━━━━━ Data in this exercise ━━━━━
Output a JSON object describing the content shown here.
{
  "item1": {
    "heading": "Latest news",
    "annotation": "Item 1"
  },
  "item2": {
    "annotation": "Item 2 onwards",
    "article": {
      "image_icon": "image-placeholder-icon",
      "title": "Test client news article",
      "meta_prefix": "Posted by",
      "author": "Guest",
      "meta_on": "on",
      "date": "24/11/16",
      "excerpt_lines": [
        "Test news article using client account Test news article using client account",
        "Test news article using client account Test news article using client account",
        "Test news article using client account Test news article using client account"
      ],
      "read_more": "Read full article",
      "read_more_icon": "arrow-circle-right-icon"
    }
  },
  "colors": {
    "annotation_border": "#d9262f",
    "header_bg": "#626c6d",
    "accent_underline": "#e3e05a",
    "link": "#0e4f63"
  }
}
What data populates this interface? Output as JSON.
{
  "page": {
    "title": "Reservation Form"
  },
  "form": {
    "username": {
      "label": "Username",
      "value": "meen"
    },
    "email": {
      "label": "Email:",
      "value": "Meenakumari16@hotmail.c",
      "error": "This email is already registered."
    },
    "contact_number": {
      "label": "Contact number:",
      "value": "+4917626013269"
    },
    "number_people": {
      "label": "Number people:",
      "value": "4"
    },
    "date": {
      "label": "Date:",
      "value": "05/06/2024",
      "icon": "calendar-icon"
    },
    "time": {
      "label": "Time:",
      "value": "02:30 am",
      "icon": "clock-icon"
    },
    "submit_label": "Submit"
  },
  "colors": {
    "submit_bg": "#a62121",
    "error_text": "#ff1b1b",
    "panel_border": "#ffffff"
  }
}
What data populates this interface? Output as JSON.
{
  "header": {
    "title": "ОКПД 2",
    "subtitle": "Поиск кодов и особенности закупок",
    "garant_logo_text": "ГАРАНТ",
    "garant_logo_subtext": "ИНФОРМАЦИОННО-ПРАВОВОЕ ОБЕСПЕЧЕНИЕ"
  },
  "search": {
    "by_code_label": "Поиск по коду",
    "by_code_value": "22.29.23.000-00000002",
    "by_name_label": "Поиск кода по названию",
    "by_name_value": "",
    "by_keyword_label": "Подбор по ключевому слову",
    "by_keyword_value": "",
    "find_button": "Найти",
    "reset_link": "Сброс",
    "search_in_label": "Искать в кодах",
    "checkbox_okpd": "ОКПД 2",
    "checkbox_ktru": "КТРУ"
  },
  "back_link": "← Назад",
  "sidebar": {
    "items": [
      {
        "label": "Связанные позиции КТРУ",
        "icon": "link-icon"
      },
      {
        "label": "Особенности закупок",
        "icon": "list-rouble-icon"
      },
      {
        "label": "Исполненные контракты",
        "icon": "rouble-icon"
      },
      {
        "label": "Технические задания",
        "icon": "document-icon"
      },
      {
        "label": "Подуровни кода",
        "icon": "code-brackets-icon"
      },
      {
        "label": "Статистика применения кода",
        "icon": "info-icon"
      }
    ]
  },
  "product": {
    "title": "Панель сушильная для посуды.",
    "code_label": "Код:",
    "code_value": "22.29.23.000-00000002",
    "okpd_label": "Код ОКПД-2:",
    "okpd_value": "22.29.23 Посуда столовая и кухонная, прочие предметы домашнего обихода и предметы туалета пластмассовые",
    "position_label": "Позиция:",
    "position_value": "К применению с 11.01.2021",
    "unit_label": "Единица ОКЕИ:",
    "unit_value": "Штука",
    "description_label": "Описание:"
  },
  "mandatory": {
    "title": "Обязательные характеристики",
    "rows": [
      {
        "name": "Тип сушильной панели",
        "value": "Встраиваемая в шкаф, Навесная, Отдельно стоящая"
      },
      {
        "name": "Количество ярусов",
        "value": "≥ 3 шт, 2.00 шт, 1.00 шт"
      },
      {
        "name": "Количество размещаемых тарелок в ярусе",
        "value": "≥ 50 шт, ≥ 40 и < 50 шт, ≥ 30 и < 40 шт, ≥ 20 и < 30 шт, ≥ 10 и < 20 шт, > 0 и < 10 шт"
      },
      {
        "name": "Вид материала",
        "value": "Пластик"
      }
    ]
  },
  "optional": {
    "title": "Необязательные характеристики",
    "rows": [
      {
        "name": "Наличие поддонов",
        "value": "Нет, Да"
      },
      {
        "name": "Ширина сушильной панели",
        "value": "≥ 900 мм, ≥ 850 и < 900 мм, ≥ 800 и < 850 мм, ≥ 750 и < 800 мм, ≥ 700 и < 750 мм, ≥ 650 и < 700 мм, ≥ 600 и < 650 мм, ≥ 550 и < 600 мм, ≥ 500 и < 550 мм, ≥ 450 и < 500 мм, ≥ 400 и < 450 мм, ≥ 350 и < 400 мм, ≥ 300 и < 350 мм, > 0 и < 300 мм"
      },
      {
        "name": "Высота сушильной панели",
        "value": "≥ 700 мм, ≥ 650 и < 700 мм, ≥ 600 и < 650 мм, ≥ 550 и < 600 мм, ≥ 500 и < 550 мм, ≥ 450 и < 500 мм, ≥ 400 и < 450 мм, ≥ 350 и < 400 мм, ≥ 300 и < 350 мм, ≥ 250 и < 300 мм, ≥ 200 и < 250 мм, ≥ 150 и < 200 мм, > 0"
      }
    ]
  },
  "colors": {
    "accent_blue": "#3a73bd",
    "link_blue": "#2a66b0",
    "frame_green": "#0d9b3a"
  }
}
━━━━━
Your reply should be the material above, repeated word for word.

Output a JSON object describing the content shown here.
{
  "item1": {
    "heading": "Latest news",
    "annotation": "Item 1"
  },
  "item2": {
    "annotation": "Item 2 onwards",
    "article": {
      "image_icon": "image-placeholder-icon",
      "title": "Test client news article",
      "meta_prefix": "Posted by",
      "author": "Guest",
      "meta_on": "on",
      "date": "24/11/16",
      "excerpt_lines": [
        "Test news article using client account Test news article using client account",
        "Test news article using client account Test news article using client account",
        "Test news article using client account Test news article using client account"
      ],
      "read_more": "Read full article",
      "read_more_icon": "arrow-circle-right-icon"
    }
  },
  "colors": {
    "annotation_border": "#d9262f",
    "header_bg": "#626c6d",
    "accent_underline": "#e3e05a",
    "link": "#0e4f63"
  }
}
What data populates this interface? Output as JSON.
{
  "page": {
    "title": "Reservation Form"
  },
  "form": {
    "username": {
      "label": "Username",
      "value": "meen"
    },
    "email": {
      "label": "Email:",
      "value": "Meenakumari16@hotmail.c",
      "error": "This email is already registered."
    },
    "contact_number": {
      "label": "Contact number:",
      "value": "+4917626013269"
    },
    "number_people": {
      "label": "Number people:",
      "value": "4"
    },
    "date": {
      "label": "Date:",
      "value": "05/06/2024",
      "icon": "calendar-icon"
    },
    "time": {
      "label": "Time:",
      "value": "02:30 am",
      "icon": "clock-icon"
    },
    "submit_label": "Submit"
  },
  "colors": {
    "submit_bg": "#a62121",
    "error_text": "#ff1b1b",
    "panel_border": "#ffffff"
  }
}
What data populates this interface? Output as JSON.
{
  "header": {
    "title": "ОКПД 2",
    "subtitle": "Поиск кодов и особенности закупок",
    "garant_logo_text": "ГАРАНТ",
    "garant_logo_subtext": "ИНФОРМАЦИОННО-ПРАВОВОЕ ОБЕСПЕЧЕНИЕ"
  },
  "search": {
    "by_code_label": "Поиск по коду",
    "by_code_value": "22.29.23.000-00000002",
    "by_name_label": "Поиск кода по названию",
    "by_name_value": "",
    "by_keyword_label": "Подбор по ключевому слову",
    "by_keyword_value": "",
    "find_button": "Найти",
    "reset_link": "Сброс",
    "search_in_label": "Искать в кодах",
    "checkbox_okpd": "ОКПД 2",
    "checkbox_ktru": "КТРУ"
  },
  "back_link": "← Назад",
  "sidebar": {
    "items": [
      {
        "label": "Связанные позиции КТРУ",
        "icon": "link-icon"
      },
      {
        "label": "Особенности закупок",
        "icon": "list-rouble-icon"
      },
      {
        "label": "Исполненные контракты",
        "icon": "rouble-icon"
      },
      {
        "label": "Технические задания",
        "icon": "document-icon"
      },
      {
        "label": "Подуровни кода",
        "icon": "code-brackets-icon"
      },
      {
        "label": "Статистика применения кода",
        "icon": "info-icon"
      }
    ]
  },
  "product": {
    "title": "Панель сушильная для посуды.",
    "code_label": "Код:",
    "code_value": "22.29.23.000-00000002",
    "okpd_label": "Код ОКПД-2:",
    "okpd_value": "22.29.23 Посуда столовая и кухонная, прочие предметы домашнего обихода и предметы туалета пластмассовые",
    "position_label": "Позиция:",
    "position_value": "К применению с 11.01.2021",
    "unit_label": "Единица ОКЕИ:",
    "unit_value": "Штука",
    "description_label": "Описание:"
  },
  "mandatory": {
    "title": "Обязательные характеристики",
    "rows": [
      {
        "name": "Тип сушильной панели",
        "value": "Встраиваемая в шкаф, Навесная, Отдельно стоящая"
      },
      {
        "name": "Количество ярусов",
        "value": "≥ 3 шт, 2.00 шт, 1.00 шт"
      },
      {
        "name": "Количество размещаемых тарелок в ярусе",
        "value": "≥ 50 шт, ≥ 40 и < 50 шт, ≥ 30 и < 40 шт, ≥ 20 и < 30 шт, ≥ 10 и < 20 шт, > 0 и < 10 шт"
      },
      {
        "name": "Вид материала",
        "value": "Пластик"
      }
    ]
  },
  "optional": {
    "title": "Необязательные характеристики",
    "rows": [
      {
        "name": "Наличие поддонов",
        "value": "Нет, Да"
      },
      {
        "name": "Ширина сушильной панели",
        "value": "≥ 900 мм, ≥ 850 и < 900 мм, ≥ 800 и < 850 мм, ≥ 750 и < 800 мм, ≥ 700 и < 750 мм, ≥ 650 и < 700 мм, ≥ 600 и < 650 мм, ≥ 550 и < 600 мм, ≥ 500 и < 550 мм, ≥ 450 и < 500 мм, ≥ 400 и < 450 мм, ≥ 350 и < 400 мм, ≥ 300 и < 350 мм, > 0 и < 300 мм"
      },
      {
        "name": "Высота сушильной панели",
        "value": "≥ 700 мм, ≥ 650 и < 700 мм, ≥ 600 и < 650 мм, ≥ 550 и < 600 мм, ≥ 500 и < 550 мм, ≥ 450 и < 500 мм, ≥ 400 и < 450 мм, ≥ 350 и < 400 мм, ≥ 300 и < 350 мм, ≥ 250 и < 300 мм, ≥ 200 и < 250 мм, ≥ 150 и < 200 мм, > 0"
      }
    ]
  },
  "colors": {
    "accent_blue": "#3a73bd",
    "link_blue": "#2a66b0",
    "frame_green": "#0d9b3a"
  }
}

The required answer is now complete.